▶ **YOUR OBJECTIVE**: Your answer should be one number, the count of lines in the entries holding the word "text".

▶ **MATERIAL FOR THE TASK**:
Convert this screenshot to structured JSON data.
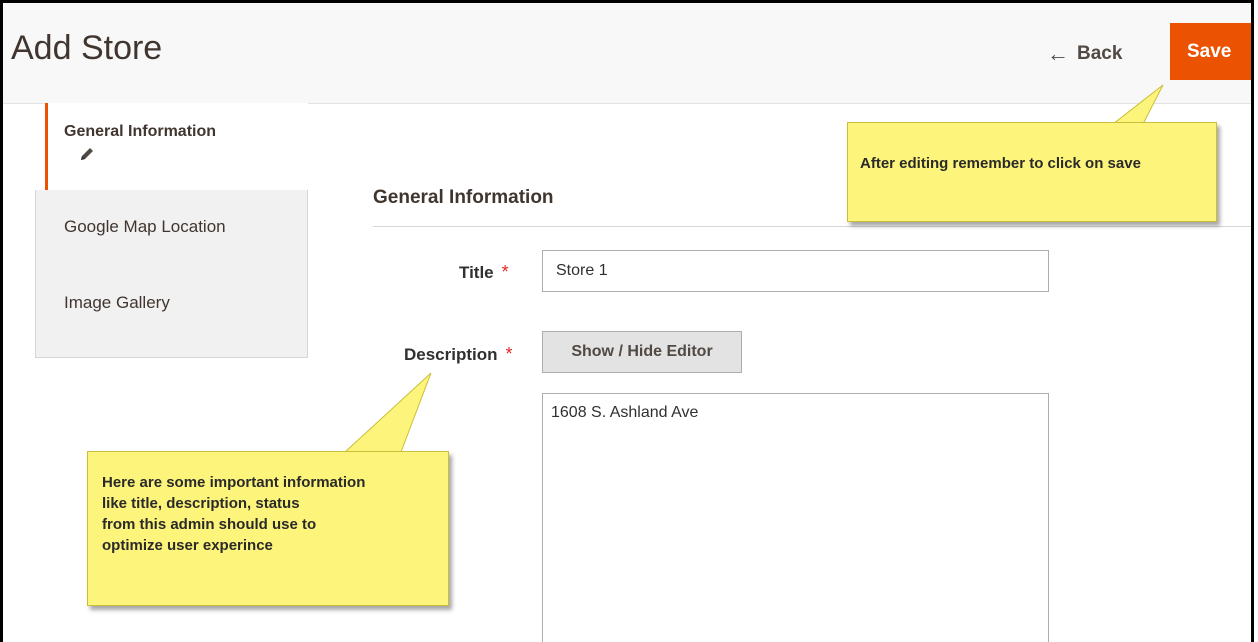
{
  "header": {
    "title": "Add Store",
    "back_label": "Back",
    "save_label": "Save"
  },
  "sidebar": {
    "items": [
      {
        "label": "General Information",
        "active": true,
        "icon": "pencil-icon"
      },
      {
        "label": "Google Map Location",
        "active": false
      },
      {
        "label": "Image Gallery",
        "active": false
      }
    ]
  },
  "form": {
    "section_title": "General Information",
    "title_label": "Title",
    "title_value": "Store 1",
    "description_label": "Description",
    "editor_toggle_label": "Show / Hide Editor",
    "description_value": "1608 S. Ashland Ave",
    "required_marker": "*"
  },
  "callouts": {
    "save_note": "After editing remember to click on save",
    "info_note_lines": [
      "Here are some important information",
      "like title, description, status",
      "from this admin should use to",
      "optimize user experince"
    ]
  },
  "colors": {
    "accent": "#eb5202",
    "required": "#e22626",
    "callout": "#fdf57b"
  }
}
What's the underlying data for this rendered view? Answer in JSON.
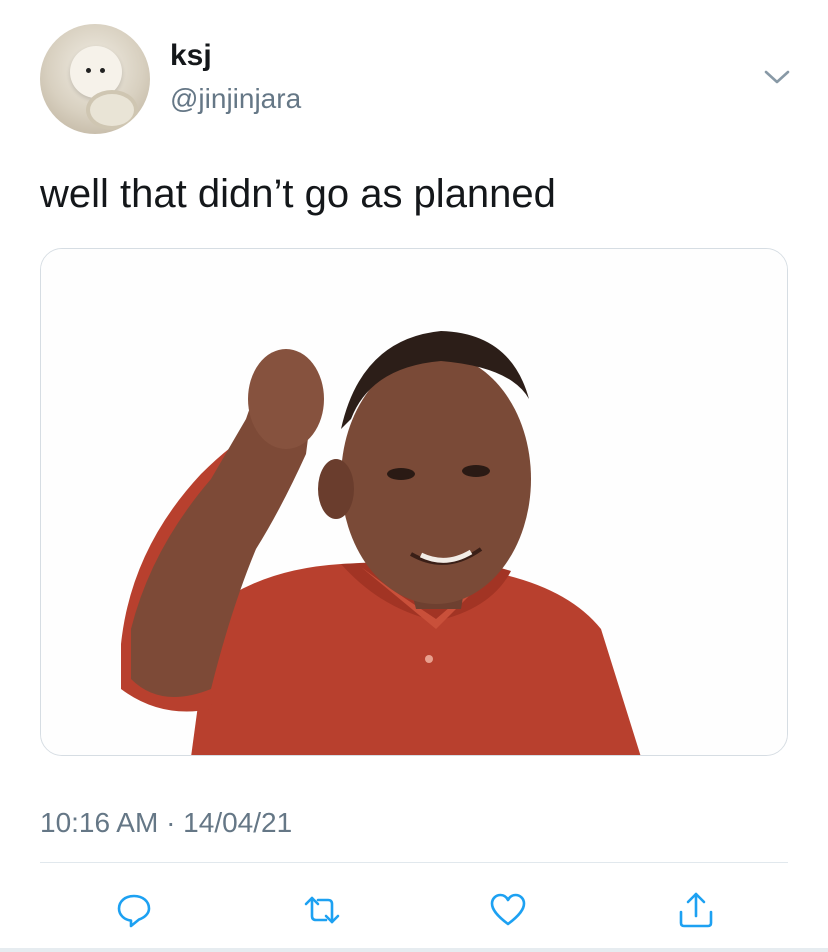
{
  "tweet": {
    "display_name": "ksj",
    "handle": "@jinjinjara",
    "text": "well that didn’t go as planned",
    "timestamp": "10:16 AM · 14/04/21",
    "media": {
      "description_icon": "photo"
    }
  },
  "icons": {
    "menu": "chevron-down-icon",
    "reply": "reply-icon",
    "retweet": "retweet-icon",
    "like": "heart-icon",
    "share": "share-icon"
  },
  "colors": {
    "text": "#14171a",
    "secondary": "#657786",
    "icon": "#1da1f2",
    "divider": "#e1e8ed"
  }
}
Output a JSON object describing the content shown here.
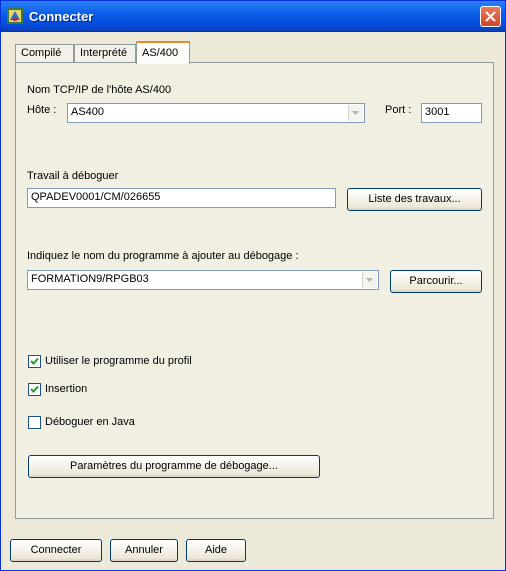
{
  "window": {
    "title": "Connecter"
  },
  "tabs": [
    {
      "label": "Compilé",
      "active": false
    },
    {
      "label": "Interprété",
      "active": false
    },
    {
      "label": "AS/400",
      "active": true
    }
  ],
  "host": {
    "section_label": "Nom TCP/IP de l'hôte AS/400",
    "host_label": "Hôte :",
    "host_value": "AS400",
    "port_label": "Port :",
    "port_value": "3001"
  },
  "job": {
    "label": "Travail à déboguer",
    "value": "QPADEV0001/CM/026655",
    "list_button": "Liste des travaux..."
  },
  "program": {
    "label": "Indiquez le nom du programme à ajouter au débogage :",
    "value": "FORMATION9/RPGB03",
    "browse_button": "Parcourir..."
  },
  "options": [
    {
      "label": "Utiliser le programme du profil",
      "checked": true
    },
    {
      "label": "Insertion",
      "checked": true
    },
    {
      "label": "Déboguer en Java",
      "checked": false
    }
  ],
  "params_button": "Paramètres du programme de débogage...",
  "footer": {
    "connect": "Connecter",
    "cancel": "Annuler",
    "help": "Aide"
  },
  "colors": {
    "titlebar": "#0a5de8",
    "dialog_bg": "#ece9d8",
    "tab_accent": "#e68b2c"
  }
}
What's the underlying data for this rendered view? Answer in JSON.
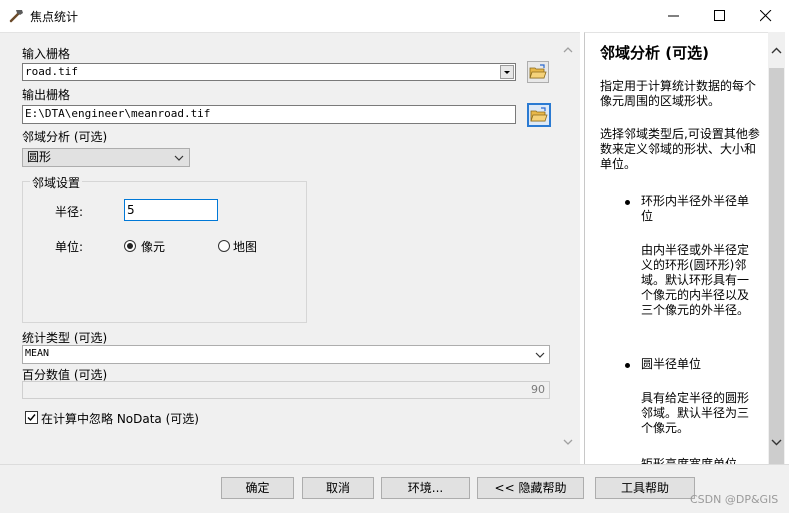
{
  "window": {
    "title": "焦点统计",
    "minimize_icon": "minimize-icon",
    "maximize_icon": "maximize-icon",
    "close_icon": "close-icon"
  },
  "form": {
    "input_raster": {
      "label": "输入栅格",
      "value": "road.tif"
    },
    "output_raster": {
      "label": "输出栅格",
      "value": "E:\\DTA\\engineer\\meanroad.tif"
    },
    "neighborhood": {
      "label": "邻域分析 (可选)",
      "selected": "圆形"
    },
    "neighborhood_settings": {
      "title": "邻域设置",
      "radius_label": "半径:",
      "radius_value": "5",
      "unit_label": "单位:",
      "unit_options": [
        {
          "label": "像元",
          "checked": true
        },
        {
          "label": "地图",
          "checked": false
        }
      ]
    },
    "statistics_type": {
      "label": "统计类型 (可选)",
      "selected": "MEAN"
    },
    "percentile": {
      "label": "百分数值 (可选)",
      "value": "90"
    },
    "ignore_nodata": {
      "label": "在计算中忽略 NoData (可选)",
      "checked": true
    }
  },
  "help": {
    "heading": "邻域分析 (可选)",
    "p1": "指定用于计算统计数据的每个像元周围的区域形状。",
    "p2": "选择邻域类型后,可设置其他参数来定义邻域的形状、大小和单位。",
    "bullet1": "环形内半径外半径单位",
    "bullet1_desc": "由内半径或外半径定义的环形(圆环形)邻域。默认环形具有一个像元的内半径以及三个像元的外半径。",
    "bullet2": "圆半径单位",
    "bullet2_desc": "具有给定半径的圆形邻域。默认半径为三个像元。",
    "bullet3_partial": "矩形高度宽度单位"
  },
  "buttons": {
    "ok": "确定",
    "cancel": "取消",
    "environments": "环境...",
    "hide_help": "<< 隐藏帮助",
    "tool_help": "工具帮助"
  },
  "watermark": "CSDN @DP&GIS"
}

▶ **WRITTEN REPLY**: 2